In addition, when we lose this natural coastal ‘buffer zone’, coastal houses and businesses are put at much greater risk of flooding.
Using nature-based solutions to tackle climate change could provide a third of the climate change mitigation required to meet the global Paris Agreement target.
Research from the University of Southampton has also shown that coastal communities are likely to have been hit hardest by coronavirus’s economic impacts. It is important that we invest properly in these areas so that no-one is left behind in the economic recovery.

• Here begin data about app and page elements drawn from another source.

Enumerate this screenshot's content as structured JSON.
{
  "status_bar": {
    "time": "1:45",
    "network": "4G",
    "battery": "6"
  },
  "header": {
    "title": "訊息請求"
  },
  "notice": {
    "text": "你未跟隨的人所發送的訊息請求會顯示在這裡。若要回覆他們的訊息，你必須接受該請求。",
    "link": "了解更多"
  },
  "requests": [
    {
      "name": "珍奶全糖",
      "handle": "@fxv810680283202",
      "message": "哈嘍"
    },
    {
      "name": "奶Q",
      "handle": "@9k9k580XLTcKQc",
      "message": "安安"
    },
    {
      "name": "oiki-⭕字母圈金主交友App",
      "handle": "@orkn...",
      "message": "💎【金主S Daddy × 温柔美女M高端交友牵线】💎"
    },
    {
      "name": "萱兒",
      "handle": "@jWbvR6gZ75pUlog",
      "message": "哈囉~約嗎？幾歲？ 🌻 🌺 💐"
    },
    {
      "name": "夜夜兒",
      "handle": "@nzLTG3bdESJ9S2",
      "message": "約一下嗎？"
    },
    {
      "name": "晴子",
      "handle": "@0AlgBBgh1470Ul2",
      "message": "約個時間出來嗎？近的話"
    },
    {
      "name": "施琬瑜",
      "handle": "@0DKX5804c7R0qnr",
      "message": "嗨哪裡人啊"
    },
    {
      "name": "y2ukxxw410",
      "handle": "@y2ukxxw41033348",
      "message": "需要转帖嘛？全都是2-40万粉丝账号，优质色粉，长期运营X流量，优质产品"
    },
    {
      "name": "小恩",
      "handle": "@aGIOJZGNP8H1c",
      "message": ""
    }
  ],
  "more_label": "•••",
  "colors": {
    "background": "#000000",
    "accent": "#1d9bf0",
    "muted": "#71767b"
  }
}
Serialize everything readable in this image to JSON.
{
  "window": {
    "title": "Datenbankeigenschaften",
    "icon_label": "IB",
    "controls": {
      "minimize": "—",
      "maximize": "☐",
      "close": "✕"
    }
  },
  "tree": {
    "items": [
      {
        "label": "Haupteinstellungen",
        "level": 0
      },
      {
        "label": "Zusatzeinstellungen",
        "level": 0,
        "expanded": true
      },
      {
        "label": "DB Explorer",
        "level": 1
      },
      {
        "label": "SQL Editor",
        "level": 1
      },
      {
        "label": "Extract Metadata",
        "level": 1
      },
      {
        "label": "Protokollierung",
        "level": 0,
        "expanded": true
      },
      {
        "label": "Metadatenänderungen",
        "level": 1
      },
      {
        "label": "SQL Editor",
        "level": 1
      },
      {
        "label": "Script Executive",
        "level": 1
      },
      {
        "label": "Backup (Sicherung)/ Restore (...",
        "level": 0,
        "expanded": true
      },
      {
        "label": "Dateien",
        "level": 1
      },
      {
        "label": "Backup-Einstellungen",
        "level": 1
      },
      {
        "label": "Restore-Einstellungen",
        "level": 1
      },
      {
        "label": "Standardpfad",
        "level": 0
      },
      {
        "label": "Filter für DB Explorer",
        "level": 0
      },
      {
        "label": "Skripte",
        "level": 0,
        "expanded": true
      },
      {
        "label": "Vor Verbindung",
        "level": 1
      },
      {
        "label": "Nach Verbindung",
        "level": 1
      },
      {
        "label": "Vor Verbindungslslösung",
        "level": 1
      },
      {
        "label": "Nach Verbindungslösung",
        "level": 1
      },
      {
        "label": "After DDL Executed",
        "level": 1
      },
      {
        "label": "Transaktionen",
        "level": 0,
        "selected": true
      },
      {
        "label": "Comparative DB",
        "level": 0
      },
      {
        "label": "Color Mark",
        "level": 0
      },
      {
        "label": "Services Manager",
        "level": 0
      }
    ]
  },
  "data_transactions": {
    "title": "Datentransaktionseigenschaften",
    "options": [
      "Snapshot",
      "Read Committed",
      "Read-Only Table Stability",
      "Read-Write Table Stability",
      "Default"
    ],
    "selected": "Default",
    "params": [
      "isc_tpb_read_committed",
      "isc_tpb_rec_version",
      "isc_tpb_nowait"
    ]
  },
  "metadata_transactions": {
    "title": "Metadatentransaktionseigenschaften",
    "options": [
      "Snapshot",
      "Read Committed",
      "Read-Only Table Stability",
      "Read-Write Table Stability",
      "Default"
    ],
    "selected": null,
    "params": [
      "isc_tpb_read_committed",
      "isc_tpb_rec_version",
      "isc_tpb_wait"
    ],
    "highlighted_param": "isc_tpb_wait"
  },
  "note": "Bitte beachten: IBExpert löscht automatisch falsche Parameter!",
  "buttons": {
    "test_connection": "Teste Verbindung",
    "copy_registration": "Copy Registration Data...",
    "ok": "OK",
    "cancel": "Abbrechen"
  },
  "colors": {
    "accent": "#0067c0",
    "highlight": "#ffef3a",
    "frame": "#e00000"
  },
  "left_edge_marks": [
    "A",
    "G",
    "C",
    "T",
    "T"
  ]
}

The Government’s £40 million Green Recovery Challenge Fund moved quickly to create up to 3,000 conservation jobs, and an expansion of the fund could be used to support even more, safeguarding livelihoods and habitats while drawing even more visitors to these areas as well.
It is clear as we emerge from the coronavirus crisis that we also need to protect ourselves against potential future shocks that could arise as a result from climate change.
Using nature-based solutions to tackle climate change could provide a third of the climate change mitigation required to meet the global Paris Agreement target – yet it currently receives only 2.5% of worldwide climate funding.
Bringing forward the Government’s warmly welcomed £640 million Nature for Climate Fund as soon as possible and extending it beyond tree planting to invest in restoring and protecting a variety of carbon-rich habitats would be a significant way of recognising the services these landscapes provide.
There are several projects already underway or completed which have sought to recreate these natural coastal habitats.
The RSPB’s Wallasea Island in Essex, for example, took three million tonnes of excess soil from the construction of Crossrail to create 670 hectares of wetlands, saline lagoons and coastal grassland that now protect local villages from repeated flooding.
These projects can also provide new outdoor landscapes for local people to enjoy, with all the associated physical and mental health benefits, as well as potential tourism income and knock on impacts on nearby rejuvenated fishing stocks.
If we were to scale this up it has been estimated that, in England alone, we could create 26,500 hectares of new saltmarsh – which could make use of innovative partnerships that connect local communities and NGOs with Government and private investors.
Nature-based solutions to climate change mitigation and flooding have an important role to play, alongside traditional ‘hard engineering’ structures.
September’s Green Recovery budget provides the perfect opportunity to invest in protecting and restoring our vital coastal habitats.
As well as directly funding restoration and creation, there is also the opportunity to use the new Environmental Land Management scheme to pay farmers to support natural flood management techniques – including transitioning less productive parcels of land to temporary floodplains and wet grassland, or even mudflats and saltmarshes.
It’s time that we unlock the potential of our coastlines to reach our 2050 goal for net zero emissions and reverse our loss of wildlife - whilst simultaneously helping to provide our coastal communities with jobs and investment where it's most needed.
Sally-Ann Heart is the Conservative MP for Hastings and Rye.